▶ What you need to do
Select from the records below every line that has the word "Your" in it.
-------- Task input
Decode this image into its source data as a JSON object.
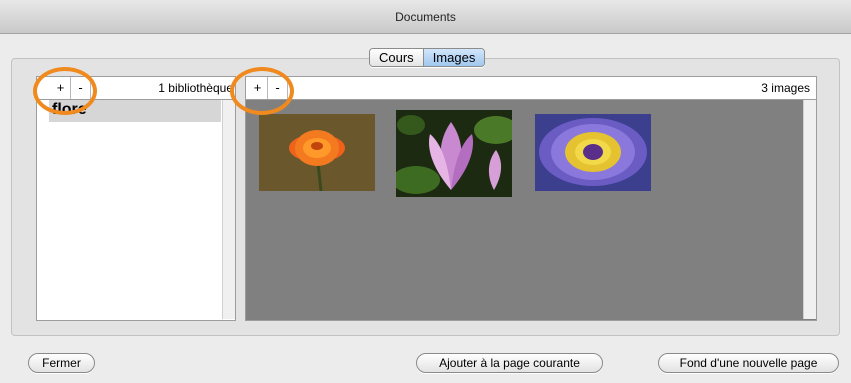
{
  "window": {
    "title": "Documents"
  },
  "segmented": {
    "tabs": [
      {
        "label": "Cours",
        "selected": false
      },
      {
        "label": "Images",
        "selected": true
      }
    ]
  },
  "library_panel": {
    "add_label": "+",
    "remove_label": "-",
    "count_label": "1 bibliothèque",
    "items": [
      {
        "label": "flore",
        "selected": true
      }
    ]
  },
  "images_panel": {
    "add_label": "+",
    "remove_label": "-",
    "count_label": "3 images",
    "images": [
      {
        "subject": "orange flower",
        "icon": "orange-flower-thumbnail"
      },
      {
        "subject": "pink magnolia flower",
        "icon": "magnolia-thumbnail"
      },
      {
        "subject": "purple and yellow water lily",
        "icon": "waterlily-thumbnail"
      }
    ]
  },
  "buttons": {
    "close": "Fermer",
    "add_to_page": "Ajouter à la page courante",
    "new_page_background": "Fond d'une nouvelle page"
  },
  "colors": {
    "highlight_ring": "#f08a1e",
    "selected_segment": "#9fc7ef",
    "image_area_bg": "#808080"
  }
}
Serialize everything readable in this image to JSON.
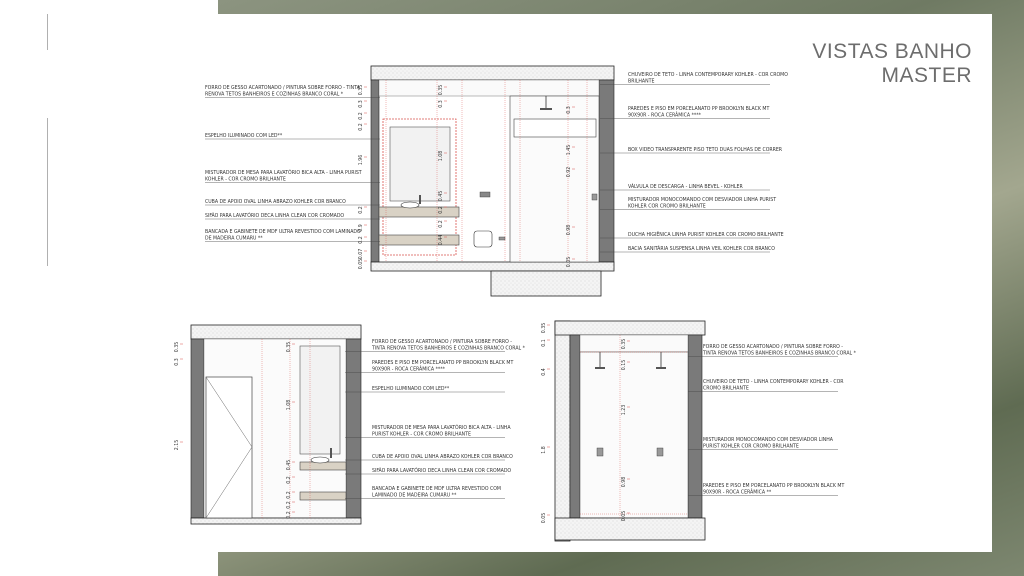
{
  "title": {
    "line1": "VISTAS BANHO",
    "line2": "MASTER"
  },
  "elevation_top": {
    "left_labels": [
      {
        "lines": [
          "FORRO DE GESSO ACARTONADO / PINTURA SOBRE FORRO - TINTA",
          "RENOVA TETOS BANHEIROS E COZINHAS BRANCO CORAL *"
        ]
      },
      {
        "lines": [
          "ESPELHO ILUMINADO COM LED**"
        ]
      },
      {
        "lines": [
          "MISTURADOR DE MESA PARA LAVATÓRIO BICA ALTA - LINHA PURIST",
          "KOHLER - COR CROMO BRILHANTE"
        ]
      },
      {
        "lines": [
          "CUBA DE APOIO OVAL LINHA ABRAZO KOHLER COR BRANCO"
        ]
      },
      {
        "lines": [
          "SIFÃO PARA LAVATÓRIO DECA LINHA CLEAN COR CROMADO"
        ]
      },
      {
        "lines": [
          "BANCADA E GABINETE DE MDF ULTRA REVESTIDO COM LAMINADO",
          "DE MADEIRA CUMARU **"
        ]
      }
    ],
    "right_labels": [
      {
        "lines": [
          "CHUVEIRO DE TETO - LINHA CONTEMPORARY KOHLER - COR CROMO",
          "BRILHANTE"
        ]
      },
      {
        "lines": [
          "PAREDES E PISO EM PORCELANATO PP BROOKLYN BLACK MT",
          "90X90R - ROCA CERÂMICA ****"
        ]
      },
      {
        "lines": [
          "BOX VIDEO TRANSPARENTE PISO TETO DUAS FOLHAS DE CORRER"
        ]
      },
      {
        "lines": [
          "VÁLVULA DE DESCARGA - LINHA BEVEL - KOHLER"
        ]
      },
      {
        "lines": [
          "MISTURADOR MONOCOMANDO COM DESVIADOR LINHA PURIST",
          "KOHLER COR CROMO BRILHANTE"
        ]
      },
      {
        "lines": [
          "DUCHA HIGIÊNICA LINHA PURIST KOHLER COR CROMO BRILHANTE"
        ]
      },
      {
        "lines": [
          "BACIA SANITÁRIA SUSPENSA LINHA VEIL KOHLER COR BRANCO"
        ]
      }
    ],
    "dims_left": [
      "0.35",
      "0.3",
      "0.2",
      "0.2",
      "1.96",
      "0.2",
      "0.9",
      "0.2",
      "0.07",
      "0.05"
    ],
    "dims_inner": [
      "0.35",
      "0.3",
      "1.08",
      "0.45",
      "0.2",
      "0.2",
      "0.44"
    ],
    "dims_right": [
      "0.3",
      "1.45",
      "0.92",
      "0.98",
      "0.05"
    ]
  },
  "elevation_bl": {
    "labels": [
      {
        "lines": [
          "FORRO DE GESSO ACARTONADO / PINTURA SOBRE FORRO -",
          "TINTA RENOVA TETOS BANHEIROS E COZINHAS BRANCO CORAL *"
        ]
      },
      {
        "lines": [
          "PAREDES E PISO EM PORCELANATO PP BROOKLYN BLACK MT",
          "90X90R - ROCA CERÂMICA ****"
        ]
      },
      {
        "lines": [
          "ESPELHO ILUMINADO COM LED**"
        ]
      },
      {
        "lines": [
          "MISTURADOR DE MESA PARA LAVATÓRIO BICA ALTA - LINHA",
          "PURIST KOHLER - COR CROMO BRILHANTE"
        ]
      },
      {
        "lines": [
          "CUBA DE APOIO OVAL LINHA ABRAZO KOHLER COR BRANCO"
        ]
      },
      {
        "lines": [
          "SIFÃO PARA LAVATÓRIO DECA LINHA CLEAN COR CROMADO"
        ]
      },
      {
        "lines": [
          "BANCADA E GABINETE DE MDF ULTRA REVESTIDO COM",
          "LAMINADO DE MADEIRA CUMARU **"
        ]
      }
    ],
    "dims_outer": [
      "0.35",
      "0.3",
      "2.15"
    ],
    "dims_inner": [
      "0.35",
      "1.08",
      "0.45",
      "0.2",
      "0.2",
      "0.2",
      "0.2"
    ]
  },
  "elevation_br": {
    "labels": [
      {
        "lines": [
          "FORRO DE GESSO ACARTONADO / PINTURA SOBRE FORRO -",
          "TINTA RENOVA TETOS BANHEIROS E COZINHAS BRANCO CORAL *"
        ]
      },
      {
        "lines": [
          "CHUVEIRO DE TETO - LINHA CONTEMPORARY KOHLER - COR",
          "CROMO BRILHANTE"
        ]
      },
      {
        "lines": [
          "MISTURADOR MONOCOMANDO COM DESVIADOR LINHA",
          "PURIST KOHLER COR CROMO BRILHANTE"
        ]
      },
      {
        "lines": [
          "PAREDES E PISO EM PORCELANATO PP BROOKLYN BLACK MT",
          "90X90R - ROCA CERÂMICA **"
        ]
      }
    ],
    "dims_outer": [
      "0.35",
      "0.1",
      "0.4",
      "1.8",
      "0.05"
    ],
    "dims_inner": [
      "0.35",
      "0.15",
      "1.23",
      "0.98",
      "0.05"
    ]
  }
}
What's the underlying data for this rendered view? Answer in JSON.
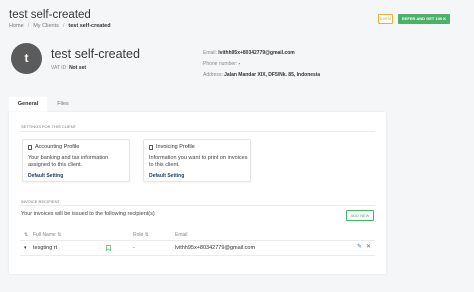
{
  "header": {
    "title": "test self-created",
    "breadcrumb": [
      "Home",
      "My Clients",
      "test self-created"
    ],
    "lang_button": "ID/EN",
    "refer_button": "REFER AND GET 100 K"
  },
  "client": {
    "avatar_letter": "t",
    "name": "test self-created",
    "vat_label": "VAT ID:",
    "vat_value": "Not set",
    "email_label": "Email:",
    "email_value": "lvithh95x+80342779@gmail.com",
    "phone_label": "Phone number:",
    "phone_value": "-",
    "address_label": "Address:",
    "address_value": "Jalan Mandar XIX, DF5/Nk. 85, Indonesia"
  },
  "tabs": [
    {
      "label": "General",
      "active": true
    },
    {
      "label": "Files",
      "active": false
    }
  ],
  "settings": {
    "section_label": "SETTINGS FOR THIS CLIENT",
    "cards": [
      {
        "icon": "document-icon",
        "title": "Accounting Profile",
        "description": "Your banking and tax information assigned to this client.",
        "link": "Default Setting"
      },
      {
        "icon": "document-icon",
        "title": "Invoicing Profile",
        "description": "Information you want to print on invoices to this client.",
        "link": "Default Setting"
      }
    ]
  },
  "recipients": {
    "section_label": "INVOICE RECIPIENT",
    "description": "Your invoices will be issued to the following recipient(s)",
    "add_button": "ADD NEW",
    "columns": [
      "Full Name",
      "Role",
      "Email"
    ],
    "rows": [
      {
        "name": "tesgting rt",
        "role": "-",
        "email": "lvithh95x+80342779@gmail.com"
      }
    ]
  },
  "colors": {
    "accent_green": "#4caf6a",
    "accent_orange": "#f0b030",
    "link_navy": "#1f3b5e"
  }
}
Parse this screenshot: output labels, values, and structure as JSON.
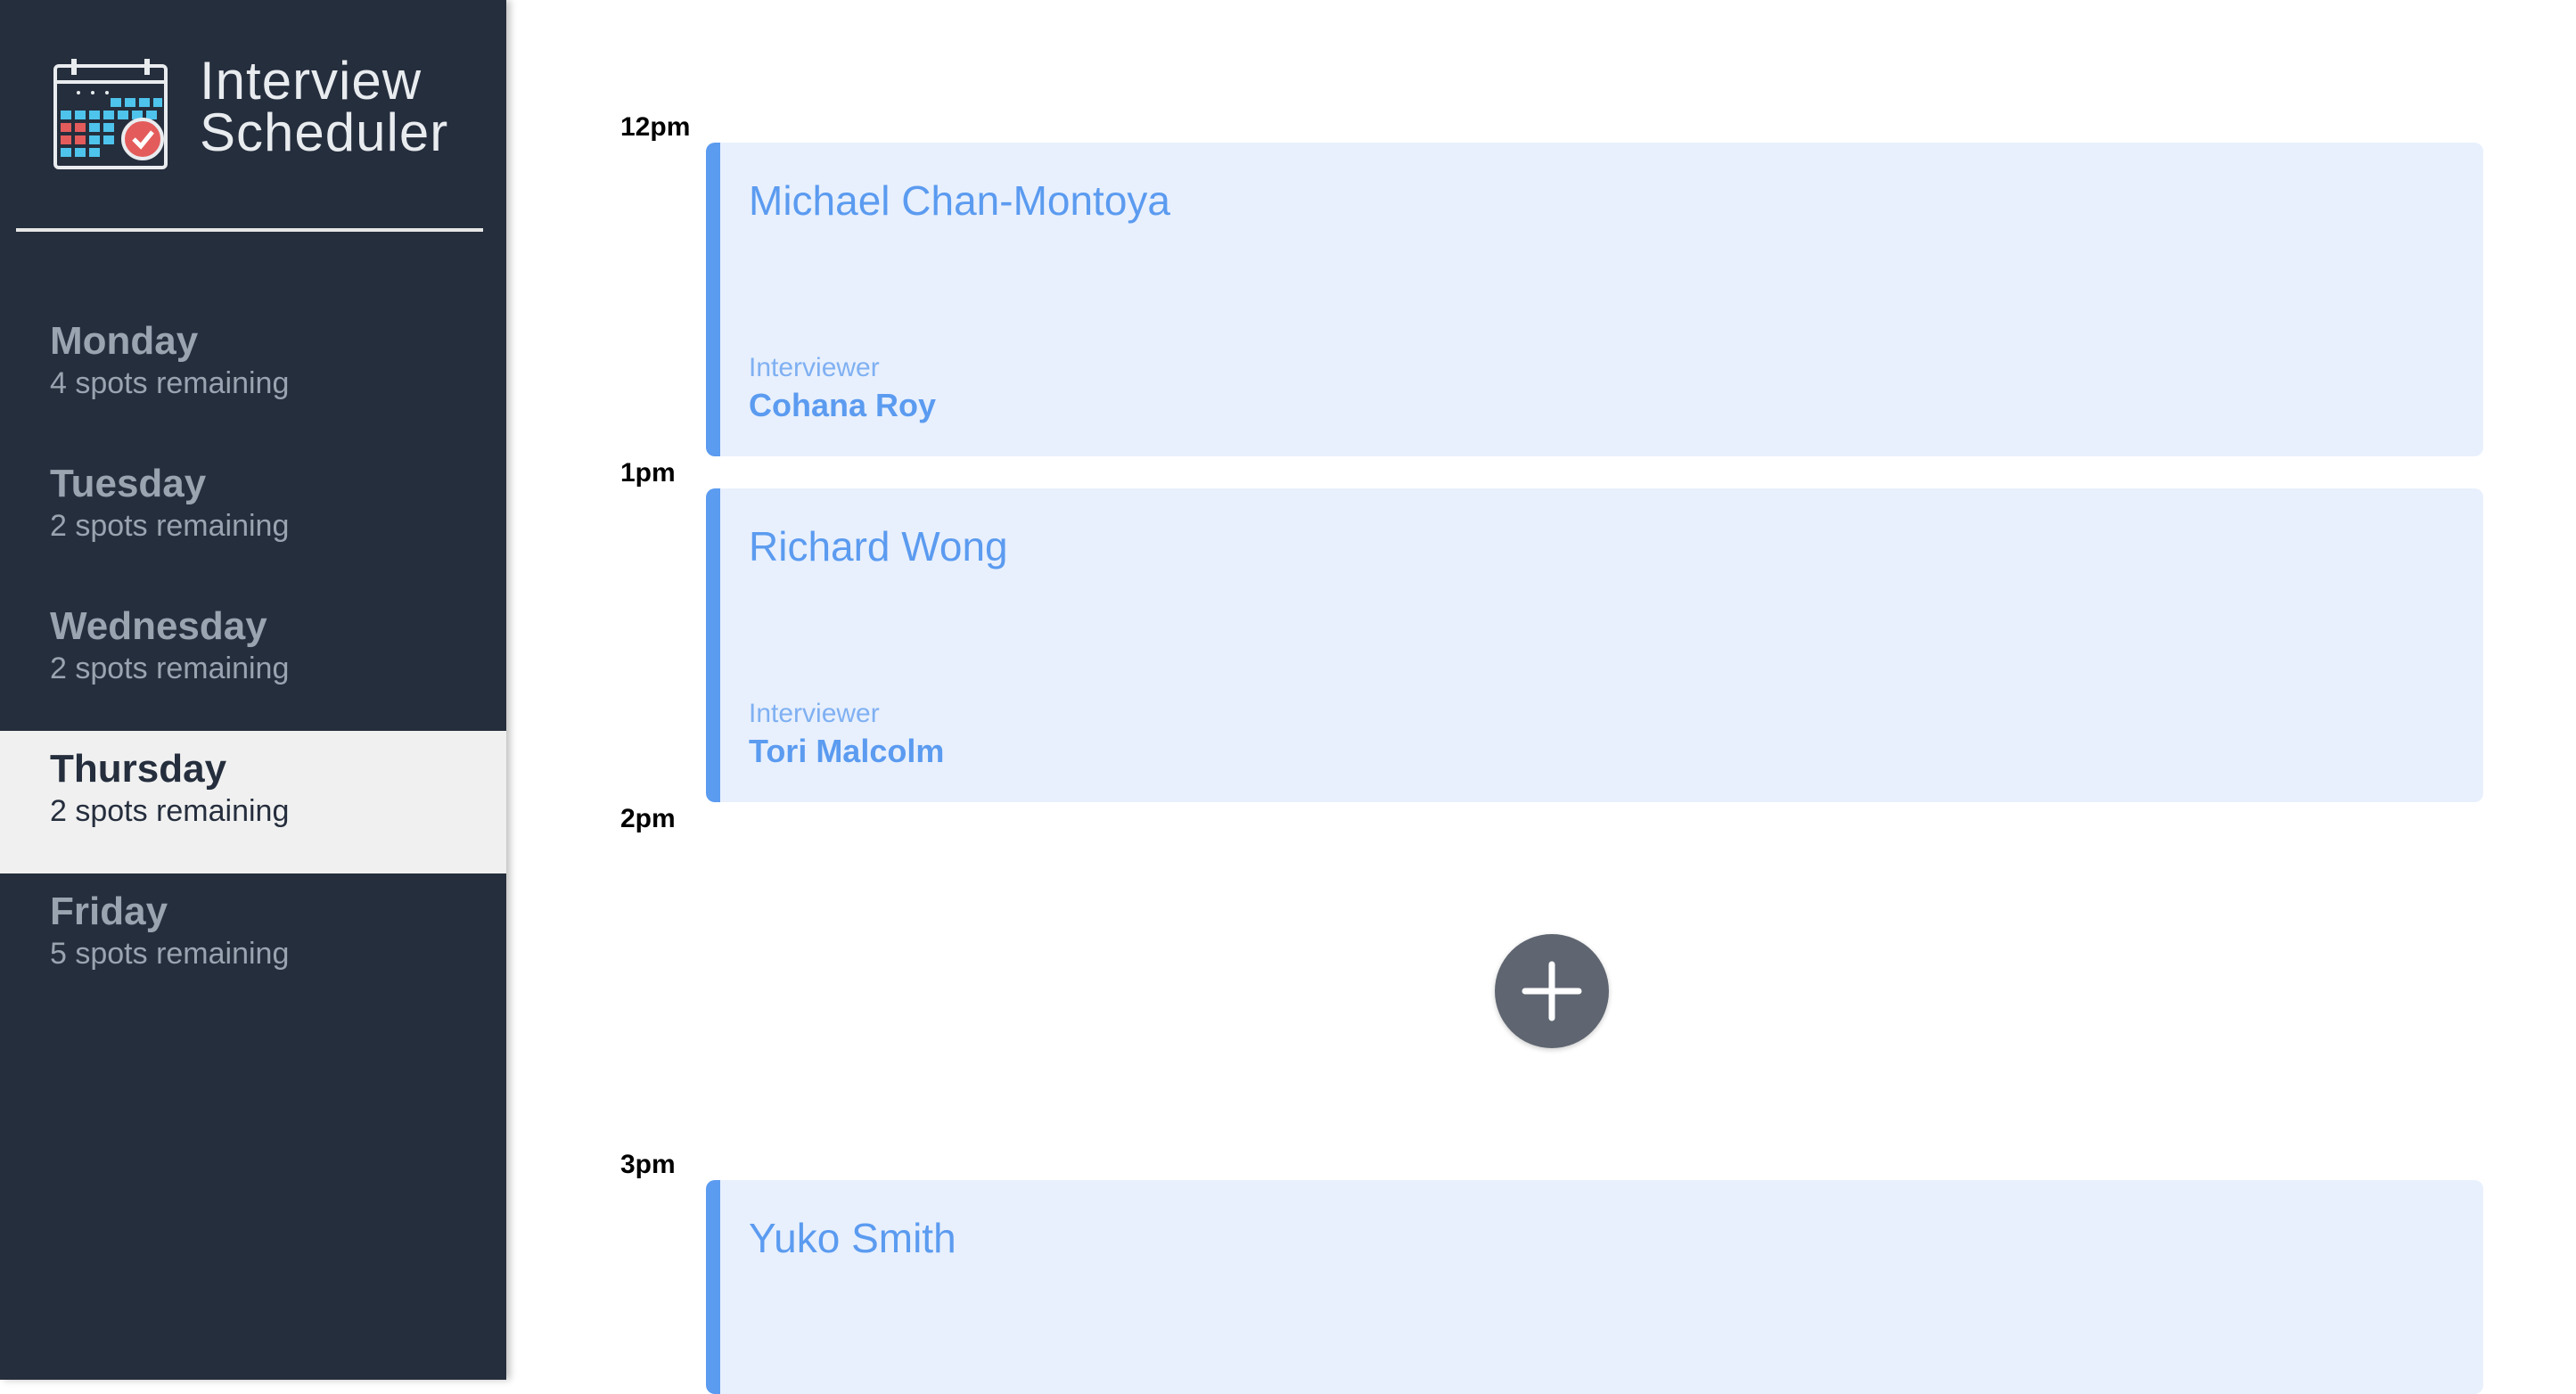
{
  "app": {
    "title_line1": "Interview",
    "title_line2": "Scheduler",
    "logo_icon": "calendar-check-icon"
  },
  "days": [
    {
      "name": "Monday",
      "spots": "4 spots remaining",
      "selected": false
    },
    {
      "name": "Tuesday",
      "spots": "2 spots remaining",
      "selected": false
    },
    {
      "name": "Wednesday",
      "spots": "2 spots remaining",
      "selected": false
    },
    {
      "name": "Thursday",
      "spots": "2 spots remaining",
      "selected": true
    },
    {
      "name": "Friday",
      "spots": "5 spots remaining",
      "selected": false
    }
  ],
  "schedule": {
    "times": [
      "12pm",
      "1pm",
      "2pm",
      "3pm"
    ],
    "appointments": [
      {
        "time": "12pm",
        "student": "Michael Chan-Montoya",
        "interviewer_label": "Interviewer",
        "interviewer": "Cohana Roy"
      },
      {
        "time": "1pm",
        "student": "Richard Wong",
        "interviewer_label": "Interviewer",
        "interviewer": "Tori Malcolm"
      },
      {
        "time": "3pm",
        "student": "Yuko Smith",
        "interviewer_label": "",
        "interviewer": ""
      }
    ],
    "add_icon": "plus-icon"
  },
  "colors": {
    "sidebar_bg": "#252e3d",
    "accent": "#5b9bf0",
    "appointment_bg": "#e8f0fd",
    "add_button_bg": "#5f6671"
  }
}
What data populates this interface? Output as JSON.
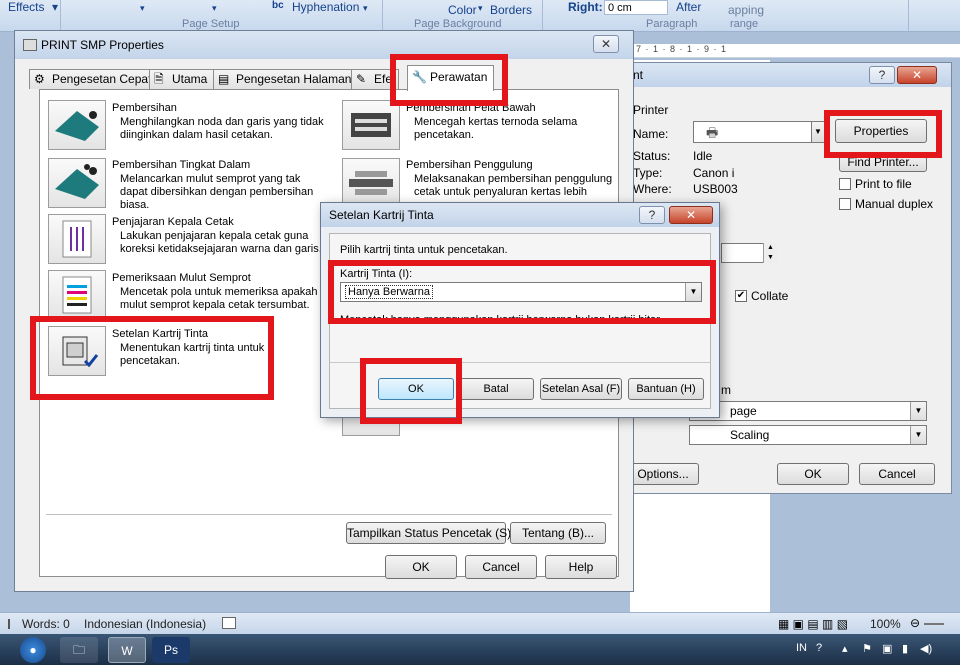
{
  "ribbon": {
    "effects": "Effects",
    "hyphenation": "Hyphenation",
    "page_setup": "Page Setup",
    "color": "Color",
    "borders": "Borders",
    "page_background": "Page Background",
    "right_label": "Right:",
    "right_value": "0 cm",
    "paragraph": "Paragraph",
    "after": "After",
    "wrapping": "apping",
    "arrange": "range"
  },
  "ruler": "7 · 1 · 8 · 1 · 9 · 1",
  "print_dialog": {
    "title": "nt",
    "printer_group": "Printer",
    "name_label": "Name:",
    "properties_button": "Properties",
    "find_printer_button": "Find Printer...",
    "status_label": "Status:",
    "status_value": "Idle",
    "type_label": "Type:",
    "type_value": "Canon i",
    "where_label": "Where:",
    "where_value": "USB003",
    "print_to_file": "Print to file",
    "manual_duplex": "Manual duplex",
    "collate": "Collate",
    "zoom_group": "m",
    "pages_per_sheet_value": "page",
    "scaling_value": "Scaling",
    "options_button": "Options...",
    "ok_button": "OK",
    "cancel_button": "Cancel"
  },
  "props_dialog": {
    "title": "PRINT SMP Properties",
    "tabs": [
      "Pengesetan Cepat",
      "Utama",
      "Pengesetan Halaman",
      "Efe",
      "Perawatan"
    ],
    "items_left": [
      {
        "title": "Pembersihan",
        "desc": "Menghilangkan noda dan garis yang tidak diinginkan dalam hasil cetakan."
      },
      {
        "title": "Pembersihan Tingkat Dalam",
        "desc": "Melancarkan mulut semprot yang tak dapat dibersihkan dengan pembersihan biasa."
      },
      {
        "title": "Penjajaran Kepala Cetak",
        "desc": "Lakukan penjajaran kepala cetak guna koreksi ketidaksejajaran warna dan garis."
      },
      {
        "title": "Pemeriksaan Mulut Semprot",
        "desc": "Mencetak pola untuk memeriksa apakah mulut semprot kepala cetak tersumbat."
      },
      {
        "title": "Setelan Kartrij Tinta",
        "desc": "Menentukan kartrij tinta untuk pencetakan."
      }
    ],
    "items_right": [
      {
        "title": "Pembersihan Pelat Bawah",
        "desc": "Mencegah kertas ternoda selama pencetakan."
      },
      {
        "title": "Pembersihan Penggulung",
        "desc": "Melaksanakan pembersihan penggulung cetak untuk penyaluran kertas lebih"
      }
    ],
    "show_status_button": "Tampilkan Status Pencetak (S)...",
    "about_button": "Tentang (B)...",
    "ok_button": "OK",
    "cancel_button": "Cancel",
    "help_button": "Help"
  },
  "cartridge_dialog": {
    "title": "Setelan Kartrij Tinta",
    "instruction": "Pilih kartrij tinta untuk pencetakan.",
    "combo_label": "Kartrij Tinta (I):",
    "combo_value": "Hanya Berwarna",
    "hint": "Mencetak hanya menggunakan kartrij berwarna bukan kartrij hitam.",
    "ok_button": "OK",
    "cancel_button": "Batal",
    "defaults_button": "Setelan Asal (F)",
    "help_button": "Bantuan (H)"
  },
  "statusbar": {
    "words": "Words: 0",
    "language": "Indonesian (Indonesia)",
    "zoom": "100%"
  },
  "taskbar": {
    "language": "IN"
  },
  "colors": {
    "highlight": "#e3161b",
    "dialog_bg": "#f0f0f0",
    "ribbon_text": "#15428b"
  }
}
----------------
▶ Expected answer
        "description": "Your banking and tax information assigned to this client.",
    "description": "Your invoices will be issued to the following recipient(s)",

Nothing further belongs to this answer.